> Exercise goal:
Whenever the string "phút" turns up in a line of the data below, copy that line.

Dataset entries

------------------------------------------------------------------------

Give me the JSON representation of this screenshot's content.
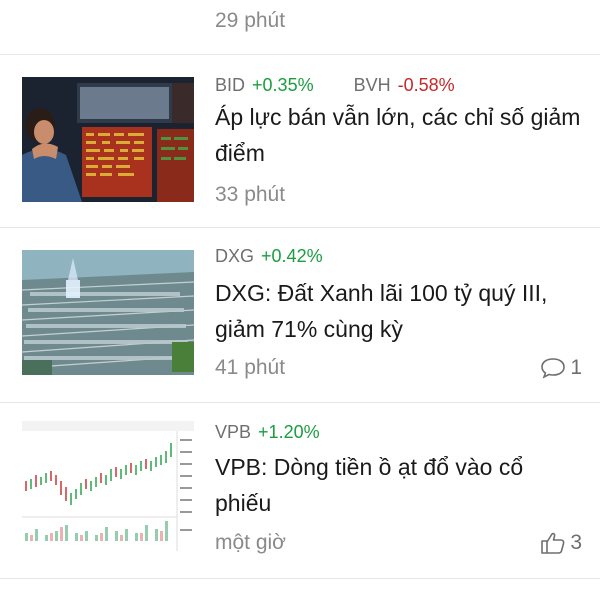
{
  "feed": {
    "top_time": "29 phút",
    "items": [
      {
        "tickers": [
          {
            "symbol": "BID",
            "change": "+0.35%",
            "dir": "up"
          },
          {
            "symbol": "BVH",
            "change": "-0.58%",
            "dir": "down"
          }
        ],
        "title": "Áp lực bán vẫn lớn, các chỉ số giảm điểm",
        "time": "33 phút",
        "thumbnail_icon": "stock-trader-photo"
      },
      {
        "tickers": [
          {
            "symbol": "DXG",
            "change": "+0.42%",
            "dir": "up"
          }
        ],
        "title": "DXG: Đất Xanh lãi 100 tỷ quý III, giảm 71% cùng kỳ",
        "time": "41 phút",
        "comments": "1",
        "thumbnail_icon": "real-estate-aerial-photo"
      },
      {
        "tickers": [
          {
            "symbol": "VPB",
            "change": "+1.20%",
            "dir": "up"
          }
        ],
        "title": "VPB: Dòng tiền ồ ạt đổ vào cổ phiếu",
        "time": "một giờ",
        "likes": "3",
        "thumbnail_icon": "candlestick-chart-screenshot"
      }
    ]
  },
  "colors": {
    "up": "#1a9e3f",
    "down": "#c62828",
    "muted": "#8a8a8a",
    "divider": "#e6e6e6"
  }
}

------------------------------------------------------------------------

> Solution to the exercise:
    "top_time": "29 phút",
        "time": "33 phút",
        "time": "41 phút",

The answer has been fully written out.